Dr. Borden was also invited to present material about the APA proposal to accredit psychology master’s programs. There are other master’s accrediting groups, but APA would focus on psychology master’s programs that have been left out of counseling master’s accreditation. According to Borden, “there is nothing wrong with this in principle. However, clearly differentiating the scope of practice between doctoral psychologists and master’s practitioners needs to be done with care. The devil is in the details!”
Borden, with representatives from other programs across the nation, was also asked to take a lead in the advocacy, public policy, and social justice group, as was Monique Bowen, PhD, considering whether advocacy should become an expected competency of doctoral psychology graduates. Borden is a long-term APA advocacy coordinator for New England, and agreed with others that doctoral students should develop basic competencies in this area for the good of clients, institutions of higher learning, and the profession, and to advance social justice throughout communities and society. The group will continue to work to describe what this competency area would include.

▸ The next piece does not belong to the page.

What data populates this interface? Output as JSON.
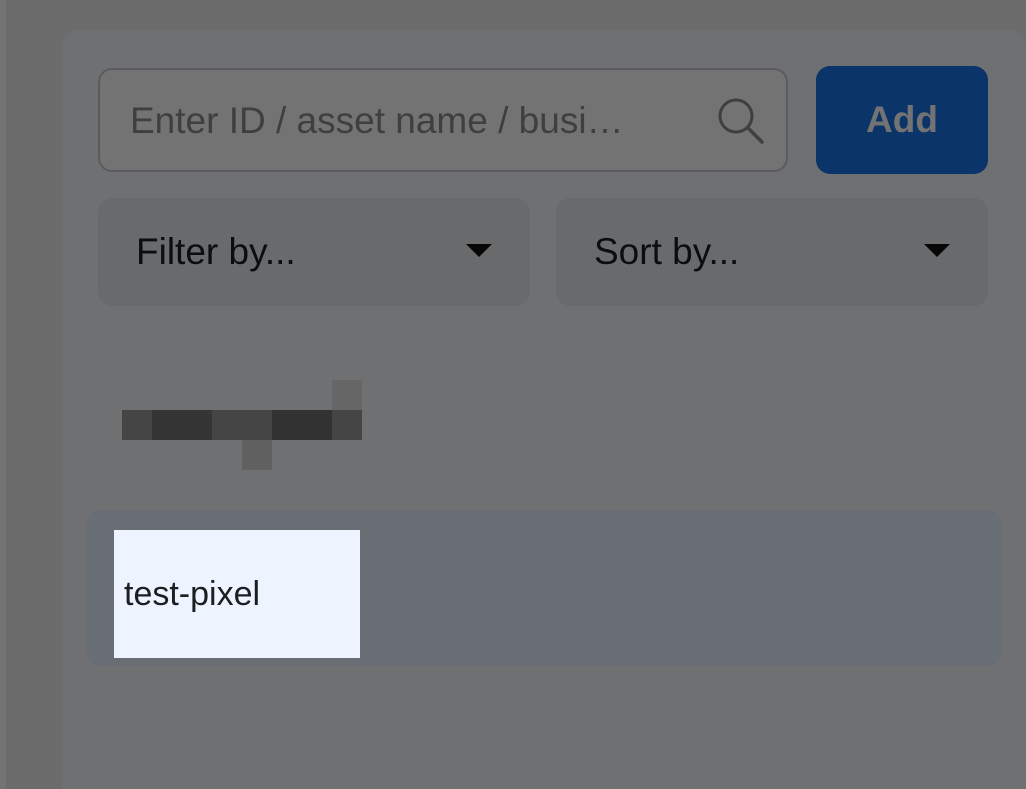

The conference theme for 2022 was “Rejuvenation: Connecting, Discovering, and Revisioning the Future.” Leading up to the event, NCSPP released a statement with goals for the event. One was to reevaluate the existing NCSPP training model and determine “if there are new elements or dimensions of education and training that would aid us in reaffirming NCSPP’s identity and role in preparing future generations of health service psychologists.” Another was to further past work by participants on the subjects of ethics, professionalism, and the need to expand the social justice emphasis in existing NCSPP documents. The third was to address the advancement of advocacy, public policy, and social justice action competencies in program curriculum and training. According to attendees, the conference delivered on both theme and goals.
“It felt like a strong and vibrant community,” Mangione says, “almost a bit on fire with vision and possibilities.”
The need for antiracist training for mental health professionals and the decolonization of existing curricula is recognized by many students and professionals as essential to the evolution of the field of psychology and mental health, and the active, constructive nature of the conference was an encouraging sign that change is not only happening – Antioch faculty and students are playing crucial roles in bringing it about.